I’m studying Section 1 in the addiction recovery manual and it talks about HONESTY. One of the things it says is:
…considering the costs of your addiction. You can list what is important to you. Look at your family and social relationships, your relationship to God, your spiritual strength, your ability to help and bless others, your health. Then look for contradictions between what you believe in and hope for and your behavior. Consider how your actions undermine what you value. You can pray that the Lord will help you see yourself and your life as He sees it – with all your divine potential – and what you risk by continuing in your addiction. A recognition of what you lose by indulging in your addiction can help you find the desire to stop.
I could continue copying from the manual…
I think this information is poignant to my progress in overcoming this addiction. My addiction to pornography, lust, masturbation and sex has been something I’ve battled with off and on since I was in 5th or 6th grade.
As I make a list of things that are important to me now, I realize how much I have to lose if my behavior doesn’t change.
What is important to me?
- My membership in the Church
- My relationship with God
- My testimony
- Extended family
- My job & businesses
- Friendships at work
- My health
- My calling
- The young men I work with
- The influence I can potentially have on them for good
- My mission & the people I taught there
How does my addiction undermine what I truly value?
- Becky: as I look at pornography or lust after women, my relationship and closeness with Becky drastically suffers.
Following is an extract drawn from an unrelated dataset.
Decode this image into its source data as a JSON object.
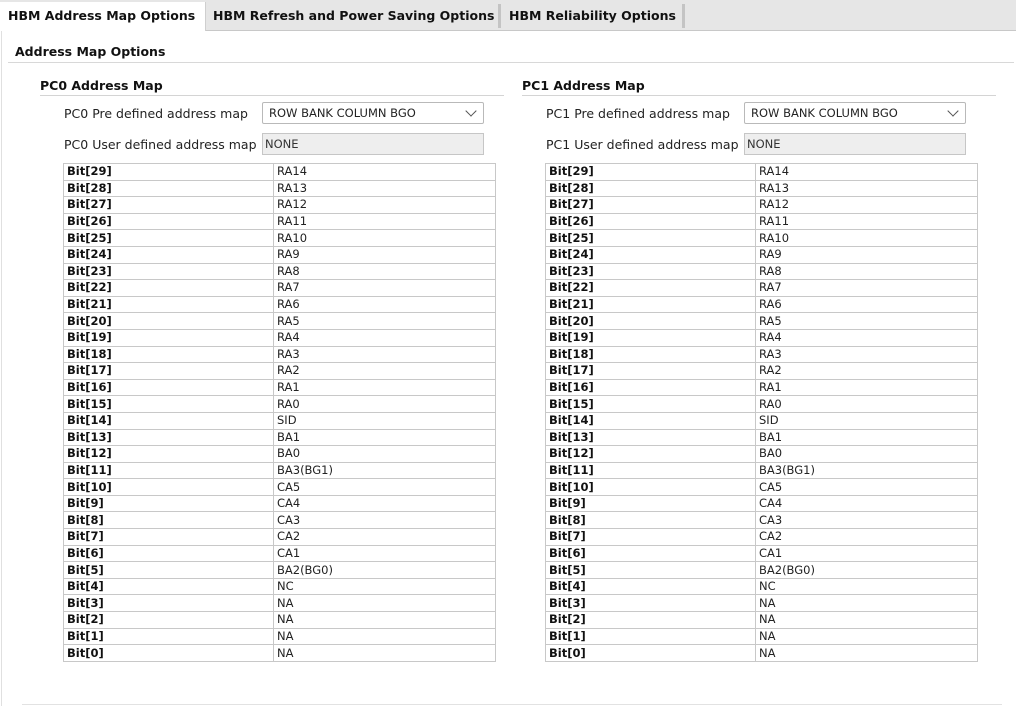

Not only am I coveting other women, but my attraction to Becky can be flawed. Not only that, but the way I treat Becky can change too: as I’m caught in my addiction I’m generally frustrated and short tempered, easily agitated, and mean. Becky is my best friend, my sweet heart, the perfect fit for me. I’m so blessed to have such an amazing wife, mother to our children – I would never want to damage our relationship more than I already have.
- Caleb: the way I treat Caleb also suffers, for similar reasons noted above. I’m not patient with him; I don’t have the excitement to play with him, and the Spirit is not there to guide me as to how I can best raise Caleb in righteousness. Although he has no idea about my problems with pornography, he can “feel” that something is different.
- Madi: my relationship with Madi suffers for the same reasons. Not only that, but my respect for women overall is affected. The only way I can truly raise my kids in this difficult world is with the help of the Spirit. Any “dabbling” with pornography or lust takes the Spirit right out of our lives; when that’s gone, things are a lot more difficult.
- Chloe: she’s so little. I love her so much and know that NOW is the time, the most important time, that I overcome this addiction with the help of my Heavenly Father, my sponsor, and the addiction recovery program. I’m grateful I’ve committed to making this program an important part of my life.
- My membership in the Church: there are some obvious consequences that can and have come due to this addiction – not being able to bless others, not being able to take the sacrament, temple attendance, exercising my priesthood, fulfilling callings, not being able to be called to serve, not making the necessary progress to achieve one of my overall goals: to serve multiple missions with Becky and my family, not realizing my full spiritual potential and influence due to lack of the Spirit, doing some of these things unworthily, etc.
- My relationship with God: this has suffered the most. Not only do I feel weird praying, but the closeness I’ve felt in the past hasn’t been there for quite some time. It has come and gone from time to time, but my prayers seem to be shallow and not well thought out. Scripture study is one of the ways I’ve felt I can get this back but my CONSISTENCY with the two basic things – personal scripture study and prayer – has been weak at best.
It really helps to write this information out so I can “see” the effects my addiction has on the people and things I care most about.